“The injections are not usually a permanent fix,” said Adriana Desillier, MD, anesthesiologist and pain physician in the Spine Center at Tufts Medical Center. “But sometimes the pain can go away completely.”

Personal experience

She said that she had a herniated disc in her neck about 15 years ago and received physical therapy and an injection. The pain went away for good. “Now it is history,” she said. 

As a result of her personal experience, she believes she can offer patients a unique perspective on the treatment. “I know how to make it a better personal experience for my patients,” she noted.
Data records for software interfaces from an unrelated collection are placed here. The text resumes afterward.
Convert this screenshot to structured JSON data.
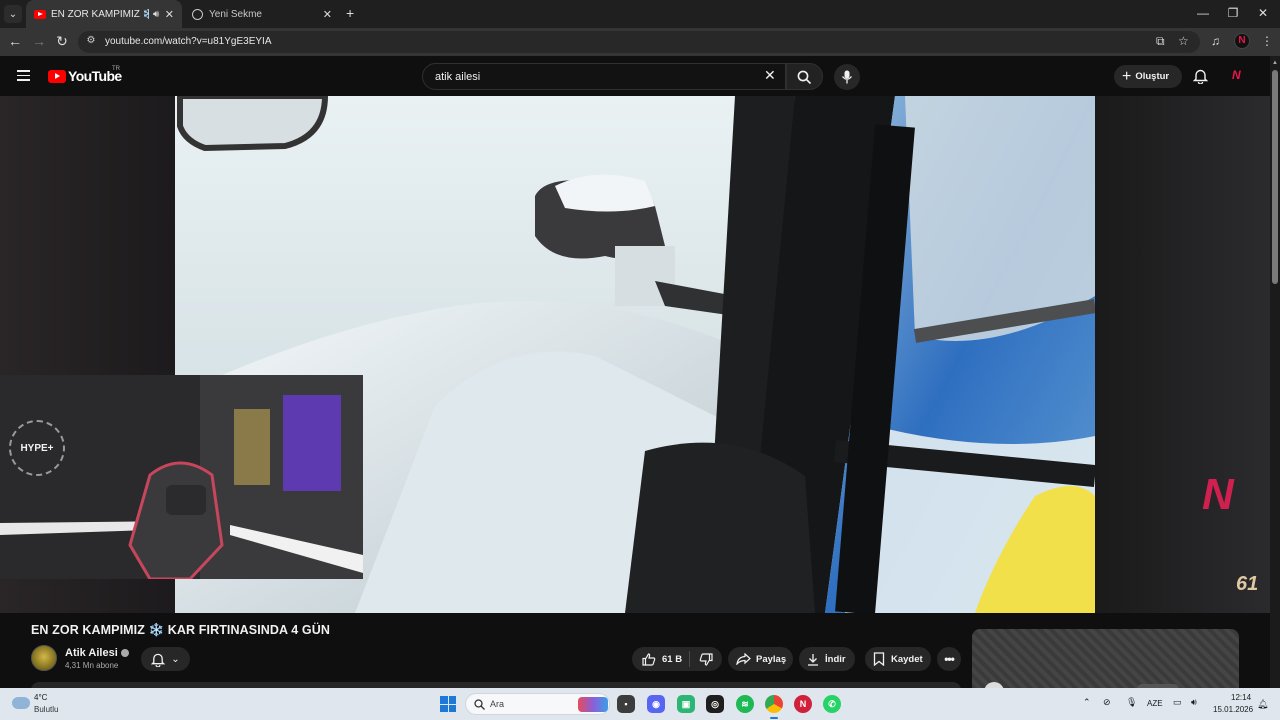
{
  "browser": {
    "tabs": [
      {
        "title": "EN ZOR KAMPIMIZ ❄️ KAR",
        "active": true,
        "audio": true
      },
      {
        "title": "Yeni Sekme",
        "active": false
      }
    ],
    "url": "youtube.com/watch?v=u81YgE3EYIA"
  },
  "youtube": {
    "logo_text": "YouTube",
    "country_code": "TR",
    "search_value": "atik ailesi",
    "create_label": "Oluştur"
  },
  "overlay": {
    "hype_label": "HYPE+",
    "corner_logo": "61"
  },
  "video": {
    "title": "EN ZOR KAMPIMIZ ❄️ KAR FIRTINASINDA 4 GÜN",
    "channel_name": "Atik Ailesi",
    "subscribers": "4,31 Mn abone",
    "likes": "61 B",
    "share_label": "Paylaş",
    "download_label": "İndir",
    "save_label": "Kaydet"
  },
  "taskbar": {
    "weather_temp": "4°C",
    "weather_desc": "Bulutlu",
    "search_placeholder": "Ara",
    "language": "AZE",
    "time": "12:14",
    "date": "15.01.2026"
  },
  "colors": {
    "youtube_red": "#ff0000",
    "background": "#0f0f0f",
    "pill": "#272727",
    "taskbar": "#dfe6ee",
    "accent": "#1e78d6"
  }
}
In most cases, more than one injection may be needed, however. The injections deposit the medication in the epidural space around the spinal cord. The medication can start working in a few days and relief usually lasts for months. The shots are especially effective if the pain is associated with sciatica, pain caused by a pinched nerve in the low back that radiates down the leg. 

Spinal injection success

Studies have shown the injections can help in up to 84 percent of cases.

“The first thing we do is look at what caused the pain,” said Dr. Desillier. “It could be muscle spasms, arthritis inside the spine, a collapsed vertebrae, a herniated disc or a ruptured disc that is irritating the nerves.

“We ask the patient if there was something that brought the pain on, such as lifting a heavy object, a car accident or a sports injury or whether it was something that just came on gradually for no particular reason,” she said. 

Back pain can range from dull or throbbing aches to shooting, sharp pain. It can come and go, be constant, worsen with exercise or prolonged sitting and may be associated with numbness or tingling. Sometimes, the pain can resolve on its own. 

If the pain is so bad that the patient is having trouble walking and it can be seen that there is a disc compressing a nerve, that usually requires immediate surgery, Dr. Desillier said. 

However, even in such acute cases, patients may want to try injections first and they may still help, she noted. 

“Everybody responds differently,” she said. “A lot depends on how they respond to the first injection. Sometimes we have to repeat the injection in a few months. Chronic pain may require two or three injections a year. “

Surgeons at Tufts Medical Center are very conservative, she noted, and prefer to see patients try other options first. 

In many cases, insurers mandate the patient receive several weeks of physical therapy before they will pay for injections, Dr. Desillier said. In some cases, insurers will approve the injections without first trying physical therapy if the doctor makes a special appeal.

Side effects associated with the shots are typically minimal and may include muscle spasms or headaches that may occur if the medication is absorbed throughout the body due to improper needle placement. But that is rare. 

While epidural steroid injections are nothing new, efficacy has improved as imaging techniques such as ultrasound have evolved. “We can pinpoint the specific area where we want to go,” she added. 

To make an appointment at the Spine Center at Tufts Medical Center, call 617-636-2266 Monday – Friday, 8am – 4:30pm.